By Christina Parlin, Kapi‘o Staff Writer
Since galaxies in the cosmos are not uniformly laid out but rather seemingly tossed into the darkness like a handful of confetti, it is hard to discern where to start exploring.
As Nawa’a Napoleon well knows, naming what you discover can be just as tricky. Na’waa, a Hawaiian language professor at KCC, is chair of the department of Languages, Linguistics and Literature (LLL).
Last year, University of Hawaii astronomer R. Bret Tully and a team of scientists used the Green Bank Telescope to determine that the Milky Way and some 8,000 surrounding galaxies are part of a larger system called a supercluster.
Video Credit: “Newly Identified Galactic Supercluster Is Home to the Milky Way” (National Radio Astronomy Observatory)
Defined by their component galaxies and galaxy clusters, superclusters are the largest known communities in the cosmos.
Before news of the discovery was published, KCC’s Napoleon was asked by Vice Chancellor Louise Pagotto to suggest a Hawaiian name for the supercluster.
“I was emailed saying Bret discovered this, and we are thinking about giving it a Hawaiian name — what would be your recommendation?” Napoleon said. “And I thought, ‘I don’t even know what a supercluster is.’”
Undaunted, Napoleon took a walk around campus and what might have taken a week or more to ponder instead came quickly. Inspired by the beautiful scenery around him, Napoleon found himself in receipt of the perfect name: Laniakea.
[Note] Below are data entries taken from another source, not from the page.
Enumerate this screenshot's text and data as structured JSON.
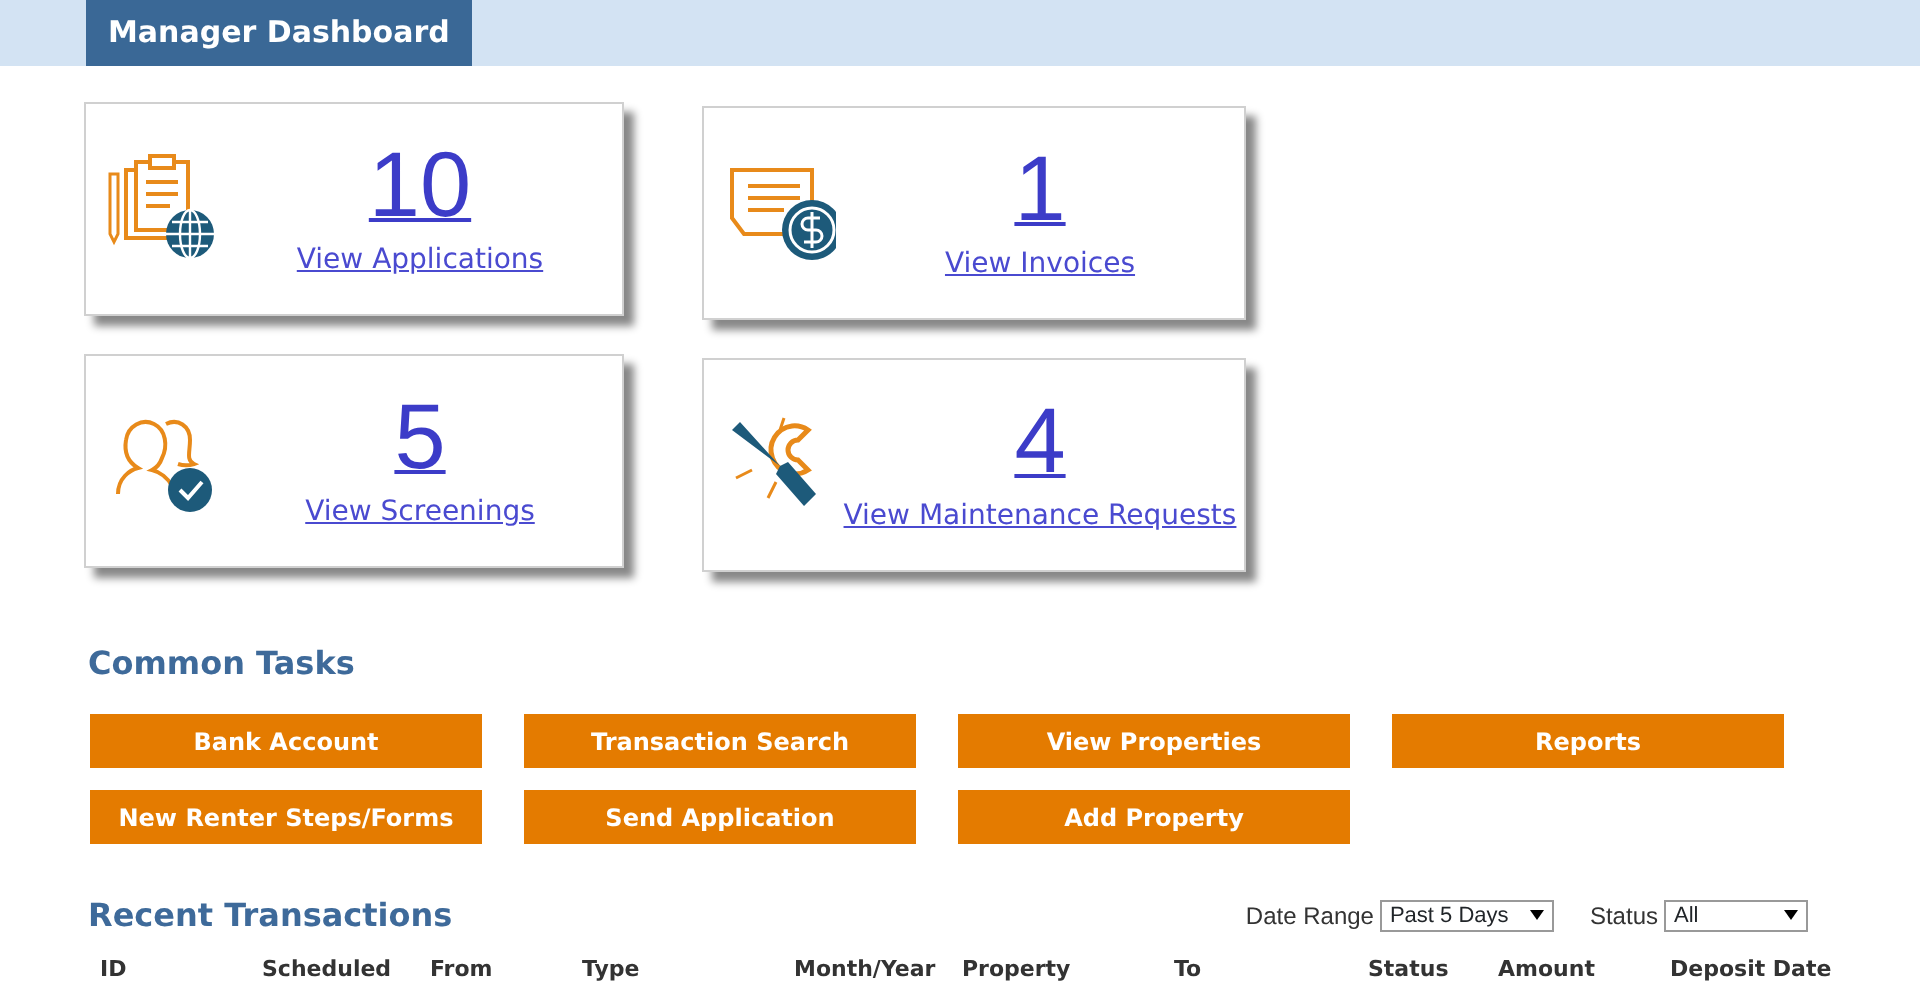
{
  "header": {
    "title": "Manager Dashboard"
  },
  "summary_cards": [
    {
      "kind": "applications",
      "count": "10",
      "link": "View Applications"
    },
    {
      "kind": "invoices",
      "count": "1",
      "link": "View Invoices"
    },
    {
      "kind": "screenings",
      "count": "5",
      "link": "View Screenings"
    },
    {
      "kind": "maintenance",
      "count": "4",
      "link": "View Maintenance Requests"
    }
  ],
  "common_tasks": {
    "title": "Common Tasks",
    "buttons": [
      "Bank Account",
      "Transaction Search",
      "View Properties",
      "Reports",
      "New Renter Steps/Forms",
      "Send Application",
      "Add Property"
    ]
  },
  "recent_transactions": {
    "title": "Recent Transactions",
    "filters": [
      {
        "label": "Date Range",
        "value": "Past 5 Days"
      },
      {
        "label": "Status",
        "value": "All"
      }
    ],
    "columns": [
      "ID",
      "Scheduled",
      "From",
      "Type",
      "Month/Year",
      "Property",
      "To",
      "Status",
      "Amount",
      "Deposit Date"
    ]
  }
}
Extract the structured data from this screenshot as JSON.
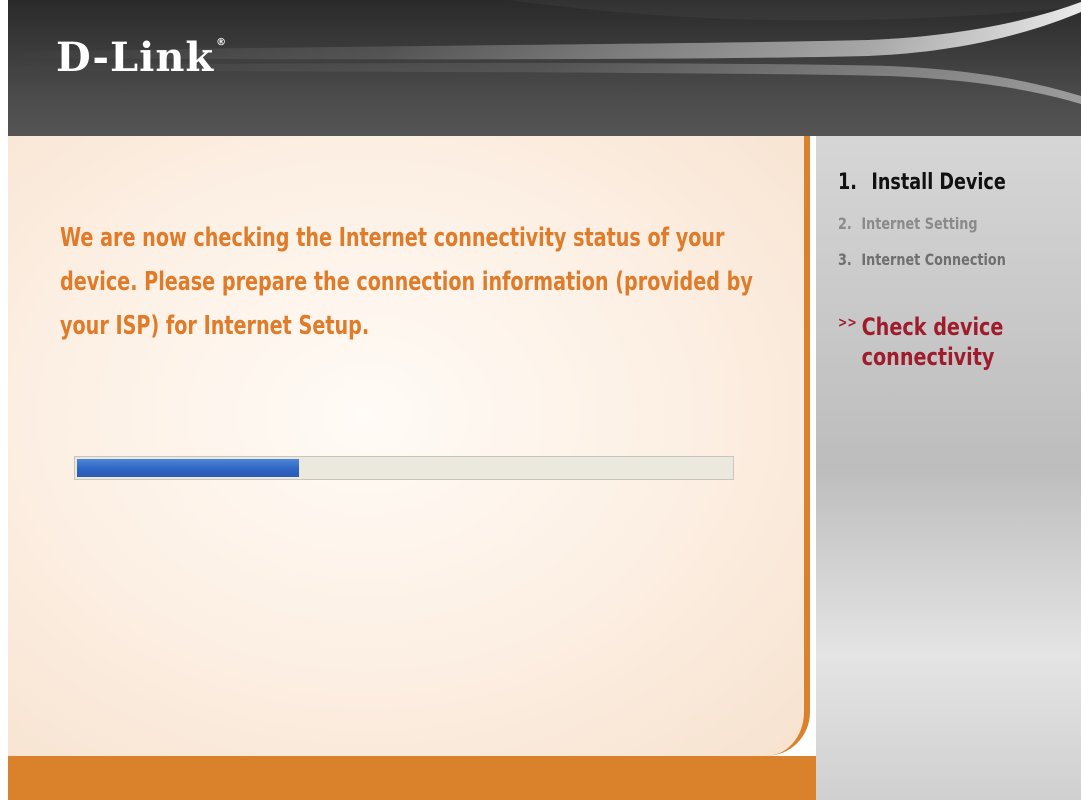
{
  "header": {
    "logo_text": "D-Link",
    "logo_mark": "®"
  },
  "main": {
    "message": "We are now checking the Internet connectivity status of your device. Please prepare the connection information (provided by your ISP)  for Internet Setup.",
    "progress": {
      "fraction": 0.34
    }
  },
  "sidebar": {
    "steps": [
      {
        "number": "1.",
        "label": "Install Device",
        "state": "active"
      },
      {
        "number": "2.",
        "label": "Internet Setting",
        "state": "inactive"
      },
      {
        "number": "3.",
        "label": "Internet Connection",
        "state": "inactive"
      }
    ],
    "current_substep": {
      "marker": ">>",
      "line1": "Check device",
      "line2": "connectivity"
    }
  },
  "colors": {
    "accent_orange": "#d9822b",
    "message_orange": "#e07b2a",
    "progress_blue": "#2f65c4",
    "substep_red": "#9e1c2c"
  }
}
The name roughly translates to ‘immense heavens’. Napoleon explains that “lani” usually refers to “chief” or “heaven,” and “akea” is a variation of “wakea” which is the “Sky Father'” of the Hawaiian people. This variation is used to refer to anything above the land we walk on.
“I think for a lot of the things that I name, I never see it as myself who names it,” Napoleon said. “I let people know that I am really just the hand for my ancestors. I feel like it is my responsibility, my kuleana, to really give back to the area. It is not so much having prestige of naming something, but more of my responsibility to the land, and to my ancestors who walked this area back in time.”
Although not his original intention, many people have found unique connection to the name Laniakea. Napoleon said he has gotten much positive feedback from those in Tahiti, but more specifically, Rai‘atea.
“If you know Tahiti, you know of Rai‘atea, which when translated into Hawaiian is ‘Laniakea,’” Napoleon said. “So they really feel a part of the naming of the supercluster, as well.”
Nawa’a received many emails from those in Tahiti indicating how appropriate this name was for the people of Hawaiʻi, who have ancestral connections to Tahiti. Rai‘atea was a center of Tahitian voyaging in ancient times, and is considered the homeland of the Hawaiian people. In this way, the name is a tip of the hat to ancestral ties and to the place where navigating with the stars was taught and voyages were launched to Hawai‘i, where the land was cultivated and the people have flourished until this day.
For more about the discovery of the Laniakea Supercluster, see “Newly Identified Galactic Supercluster Is Home to the Milky Way,” at National Radio Astronomy Observatory (September 3, 2014). Tully et al. published their article in Nature: “The Laniakea supercluster of galaxies.”